● **WHAT YOU NEED TO DO**:
Reproduce every line of the material below, but drop the pictures.

● **SUPPLIED DATA**:
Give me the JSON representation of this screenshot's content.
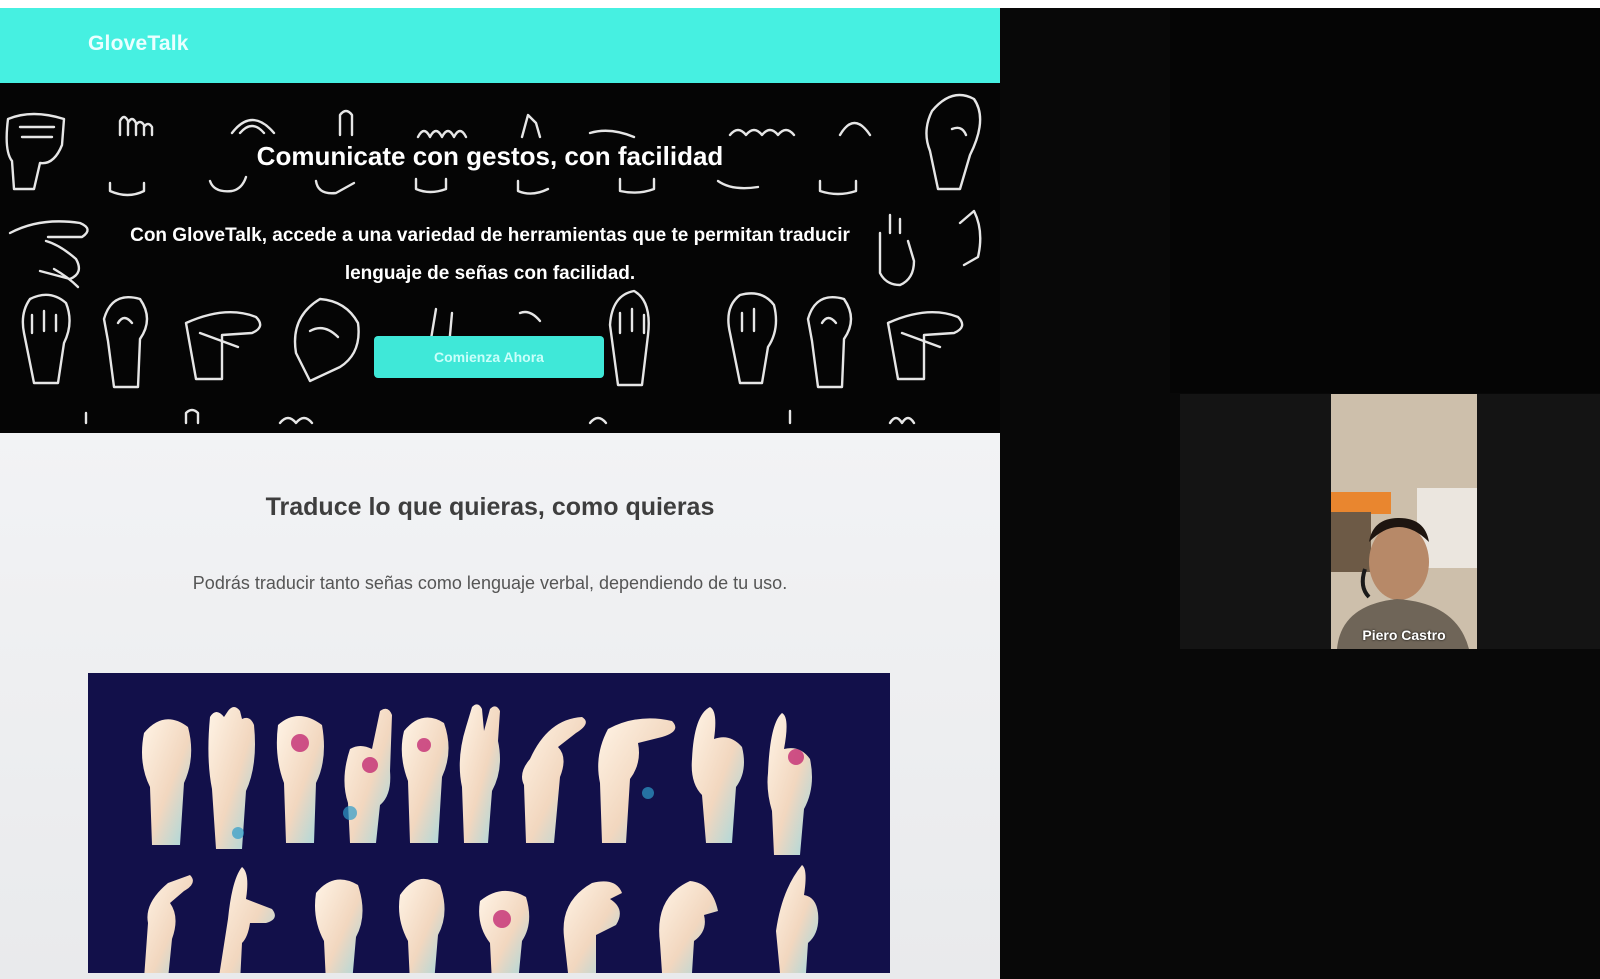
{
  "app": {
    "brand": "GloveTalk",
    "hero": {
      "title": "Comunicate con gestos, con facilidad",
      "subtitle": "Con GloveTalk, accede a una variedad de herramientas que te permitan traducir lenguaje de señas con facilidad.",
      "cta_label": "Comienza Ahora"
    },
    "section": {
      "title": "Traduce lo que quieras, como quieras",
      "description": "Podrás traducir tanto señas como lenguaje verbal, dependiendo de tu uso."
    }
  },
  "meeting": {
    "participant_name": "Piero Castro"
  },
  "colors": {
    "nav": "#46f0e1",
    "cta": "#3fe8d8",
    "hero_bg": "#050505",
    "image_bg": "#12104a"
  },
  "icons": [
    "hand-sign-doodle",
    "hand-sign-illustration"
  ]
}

● **ANSWER TO THE PROBLEM**:
Give me the JSON representation of this screenshot's content.
{
  "app": {
    "brand": "GloveTalk",
    "hero": {
      "title": "Comunicate con gestos, con facilidad",
      "subtitle": "Con GloveTalk, accede a una variedad de herramientas que te permitan traducir lenguaje de señas con facilidad.",
      "cta_label": "Comienza Ahora"
    },
    "section": {
      "title": "Traduce lo que quieras, como quieras",
      "description": "Podrás traducir tanto señas como lenguaje verbal, dependiendo de tu uso."
    }
  },
  "meeting": {
    "participant_name": "Piero Castro"
  },
  "colors": {
    "nav": "#46f0e1",
    "cta": "#3fe8d8",
    "hero_bg": "#050505",
    "image_bg": "#12104a"
  },
  "icons": [
    "hand-sign-doodle",
    "hand-sign-illustration"
  ]
}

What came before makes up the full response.